-- Study material --
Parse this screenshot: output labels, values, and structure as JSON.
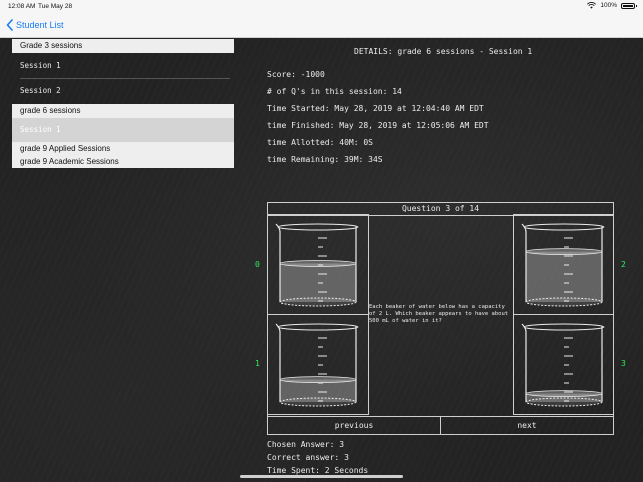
{
  "status": {
    "time": "12:08 AM",
    "date": "Tue May 28",
    "battery": "100%"
  },
  "nav": {
    "back_label": "Student List"
  },
  "sidebar": {
    "items": [
      {
        "label": "Grade 3 sessions",
        "style": "light"
      },
      {
        "label": "Session 1",
        "style": "chalk"
      },
      {
        "label": "Session 2",
        "style": "chalk"
      },
      {
        "label": "grade 6 sessions",
        "style": "light"
      },
      {
        "label": "Session 1",
        "style": "selected"
      },
      {
        "label": "grade 9 Applied Sessions",
        "style": "light"
      },
      {
        "label": "grade 9 Academic Sessions",
        "style": "light"
      }
    ]
  },
  "details": {
    "title": "DETAILS: grade 6 sessions - Session 1",
    "score": "Score: -1000",
    "num_questions": "# of Q's in this session: 14",
    "time_started": "Time Started: May 28, 2019 at 12:04:40 AM EDT",
    "time_finished": "time Finished: May 28, 2019 at 12:05:06 AM EDT",
    "time_allotted": "time Allotted: 40M: 0S",
    "time_remaining": "time Remaining: 39M: 34S"
  },
  "question": {
    "title": "Question 3 of 14",
    "text": "Each beaker of water below has a capacity of 2 L. Which beaker appears to have about 500 mL of water in it?",
    "option_labels": [
      "0",
      "1",
      "2",
      "3"
    ],
    "option_levels": [
      0.55,
      0.32,
      0.72,
      0.12
    ],
    "previous_label": "previous",
    "next_label": "next"
  },
  "result": {
    "chosen": "Chosen Answer: 3",
    "correct": "Correct answer: 3",
    "time_spent": "Time Spent: 2 Seconds"
  },
  "colors": {
    "accent": "#1a7cf5",
    "answer_label": "#2ee85a",
    "chalk": "#ececec"
  }
}
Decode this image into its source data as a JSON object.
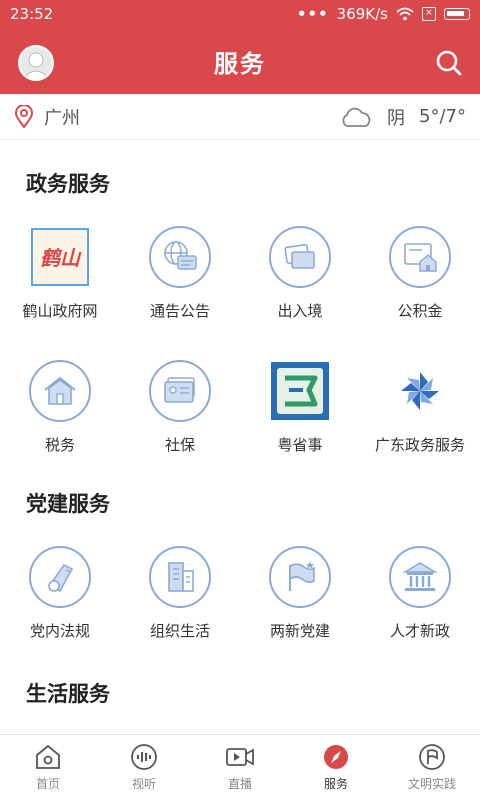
{
  "status_bar": {
    "time": "23:52",
    "net_speed": "369K/s"
  },
  "header": {
    "title": "服务"
  },
  "location": {
    "city": "广州",
    "weather": "阴",
    "temperature": "5°/7°"
  },
  "sections": [
    {
      "title": "政务服务",
      "items": [
        {
          "label": "鹤山政府网",
          "icon": "heshan-logo-icon"
        },
        {
          "label": "通告公告",
          "icon": "notice-icon"
        },
        {
          "label": "出入境",
          "icon": "passport-icon"
        },
        {
          "label": "公积金",
          "icon": "housing-fund-icon"
        },
        {
          "label": "税务",
          "icon": "tax-house-icon"
        },
        {
          "label": "社保",
          "icon": "social-security-card-icon"
        },
        {
          "label": "粤省事",
          "icon": "yueshengshi-logo-icon"
        },
        {
          "label": "广东政务服务",
          "icon": "guangdong-gov-logo-icon"
        }
      ]
    },
    {
      "title": "党建服务",
      "items": [
        {
          "label": "党内法规",
          "icon": "whistle-icon"
        },
        {
          "label": "组织生活",
          "icon": "building-icon"
        },
        {
          "label": "两新党建",
          "icon": "flag-icon"
        },
        {
          "label": "人才新政",
          "icon": "institution-icon"
        }
      ]
    },
    {
      "title": "生活服务"
    }
  ],
  "heshan_logo_text": "鹤山",
  "tabbar": [
    {
      "label": "首页",
      "icon": "home-icon"
    },
    {
      "label": "视听",
      "icon": "audio-icon"
    },
    {
      "label": "直播",
      "icon": "video-icon"
    },
    {
      "label": "服务",
      "icon": "compass-icon",
      "active": true
    },
    {
      "label": "文明实践",
      "icon": "flag-circle-icon"
    }
  ],
  "colors": {
    "brand_red": "#d9484b",
    "icon_blue": "#8aaad6"
  }
}
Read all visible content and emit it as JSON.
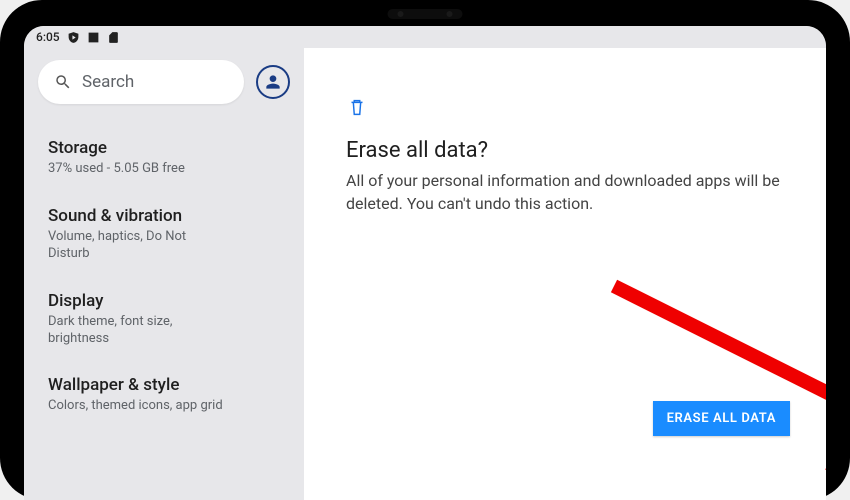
{
  "status_bar": {
    "time": "6:05"
  },
  "sidebar": {
    "search_placeholder": "Search",
    "items": [
      {
        "title": "Storage",
        "subtitle": "37% used - 5.05 GB free"
      },
      {
        "title": "Sound & vibration",
        "subtitle": "Volume, haptics, Do Not Disturb"
      },
      {
        "title": "Display",
        "subtitle": "Dark theme, font size, brightness"
      },
      {
        "title": "Wallpaper & style",
        "subtitle": "Colors, themed icons, app grid"
      }
    ]
  },
  "main": {
    "title": "Erase all data?",
    "description": "All of your personal information and downloaded apps will be deleted. You can't undo this action.",
    "erase_button": "ERASE ALL DATA"
  },
  "colors": {
    "accent_blue": "#1a8cff",
    "link_blue": "#1a73e8",
    "annotation_red": "#ef0000"
  }
}
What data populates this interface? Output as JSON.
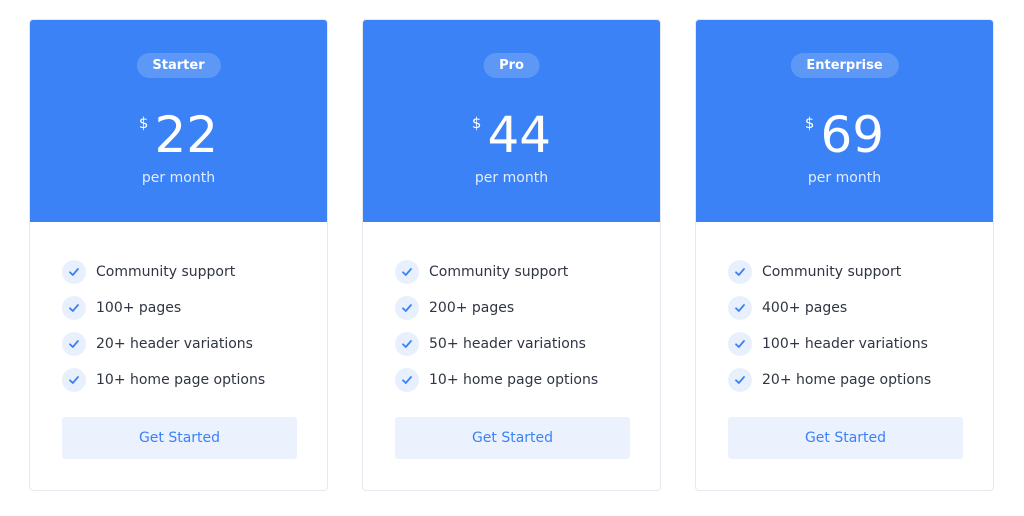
{
  "colors": {
    "accent": "#3b82f6",
    "badge_bg": "#5b97f7",
    "button_bg": "#ebf2fe",
    "check_bg": "#e8f0fe",
    "text": "#2f3542"
  },
  "plans": [
    {
      "name": "Starter",
      "currency": "$",
      "price": "22",
      "period": "per month",
      "features": [
        {
          "icon": "check-icon",
          "label": "Community support"
        },
        {
          "icon": "check-icon",
          "label": "100+ pages"
        },
        {
          "icon": "check-icon",
          "label": "20+ header variations"
        },
        {
          "icon": "check-icon",
          "label": "10+ home page options"
        }
      ],
      "cta_label": "Get Started"
    },
    {
      "name": "Pro",
      "currency": "$",
      "price": "44",
      "period": "per month",
      "features": [
        {
          "icon": "check-icon",
          "label": "Community support"
        },
        {
          "icon": "check-icon",
          "label": "200+ pages"
        },
        {
          "icon": "check-icon",
          "label": "50+ header variations"
        },
        {
          "icon": "check-icon",
          "label": "10+ home page options"
        }
      ],
      "cta_label": "Get Started"
    },
    {
      "name": "Enterprise",
      "currency": "$",
      "price": "69",
      "period": "per month",
      "features": [
        {
          "icon": "check-icon",
          "label": "Community support"
        },
        {
          "icon": "check-icon",
          "label": "400+ pages"
        },
        {
          "icon": "check-icon",
          "label": "100+ header variations"
        },
        {
          "icon": "check-icon",
          "label": "20+ home page options"
        }
      ],
      "cta_label": "Get Started"
    }
  ]
}
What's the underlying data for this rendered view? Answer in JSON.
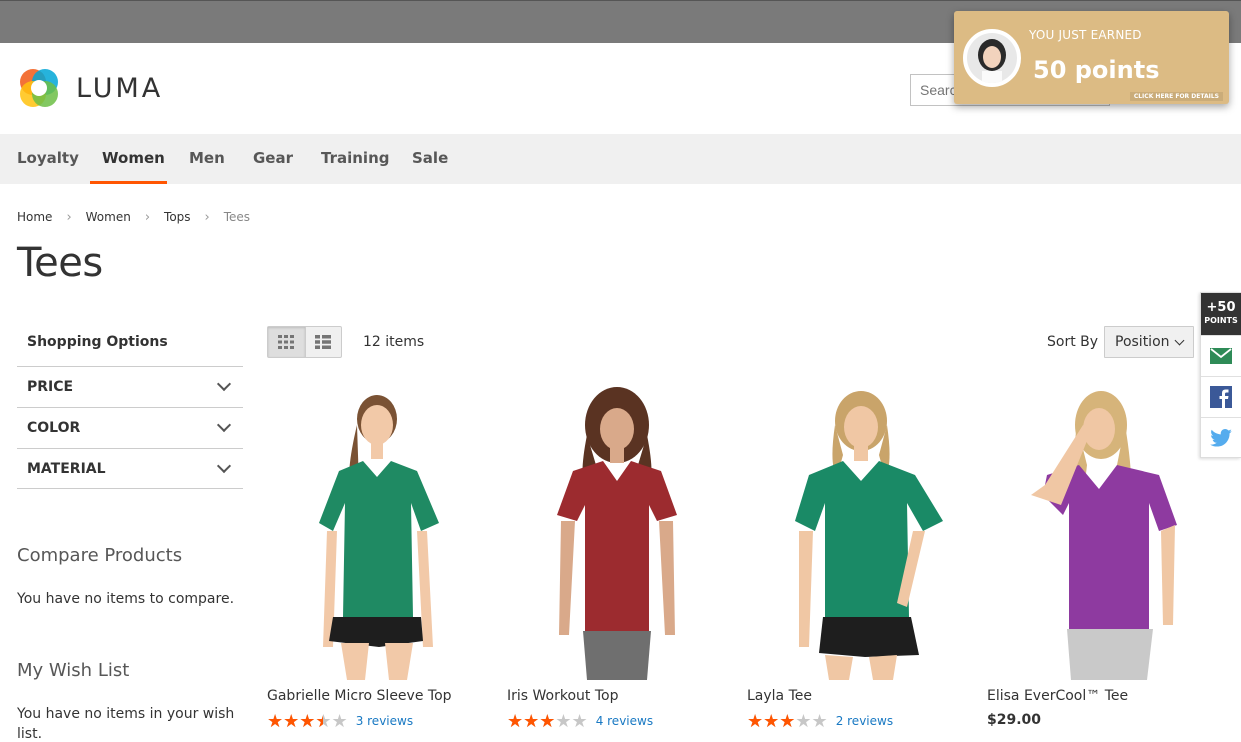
{
  "brand": {
    "name": "LUMA"
  },
  "search": {
    "placeholder": "Search entire store here..."
  },
  "nav": {
    "items": [
      {
        "label": "Loyalty",
        "active": false
      },
      {
        "label": "Women",
        "active": true
      },
      {
        "label": "Men",
        "active": false
      },
      {
        "label": "Gear",
        "active": false
      },
      {
        "label": "Training",
        "active": false
      },
      {
        "label": "Sale",
        "active": false
      }
    ]
  },
  "breadcrumb": [
    "Home",
    "Women",
    "Tops",
    "Tees"
  ],
  "page": {
    "title": "Tees"
  },
  "sidebar": {
    "heading": "Shopping Options",
    "filters": [
      "PRICE",
      "COLOR",
      "MATERIAL"
    ],
    "compare": {
      "title": "Compare Products",
      "text": "You have no items to compare."
    },
    "wishlist": {
      "title": "My Wish List",
      "text": "You have no items in your wish list."
    }
  },
  "toolbar": {
    "count": "12 items",
    "sort_label": "Sort By",
    "sort_value": "Position"
  },
  "products": [
    {
      "name": "Gabrielle Micro Sleeve Top",
      "rating": 0.7,
      "reviews": "3 reviews",
      "shirt_color": "#1f8a63"
    },
    {
      "name": "Iris Workout Top",
      "rating": 0.6,
      "reviews": "4 reviews",
      "shirt_color": "#9c2b2f"
    },
    {
      "name": "Layla Tee",
      "rating": 0.6,
      "reviews": "2 reviews",
      "shirt_color": "#1a8a66"
    },
    {
      "name": "Elisa EverCool™ Tee",
      "price": "$29.00",
      "shirt_color": "#8e3aa0"
    }
  ],
  "popup": {
    "heading": "YOU JUST EARNED",
    "points": "50 points",
    "footer": "CLICK HERE FOR DETAILS"
  },
  "social": {
    "points": "+50",
    "points_label": "POINTS"
  },
  "colors": {
    "accent": "#ff5501",
    "link": "#1979c3",
    "popup_bg": "#dcbb84",
    "nav_bg": "#f0f0f0"
  }
}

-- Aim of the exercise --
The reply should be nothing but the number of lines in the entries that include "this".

-- Answer box --
6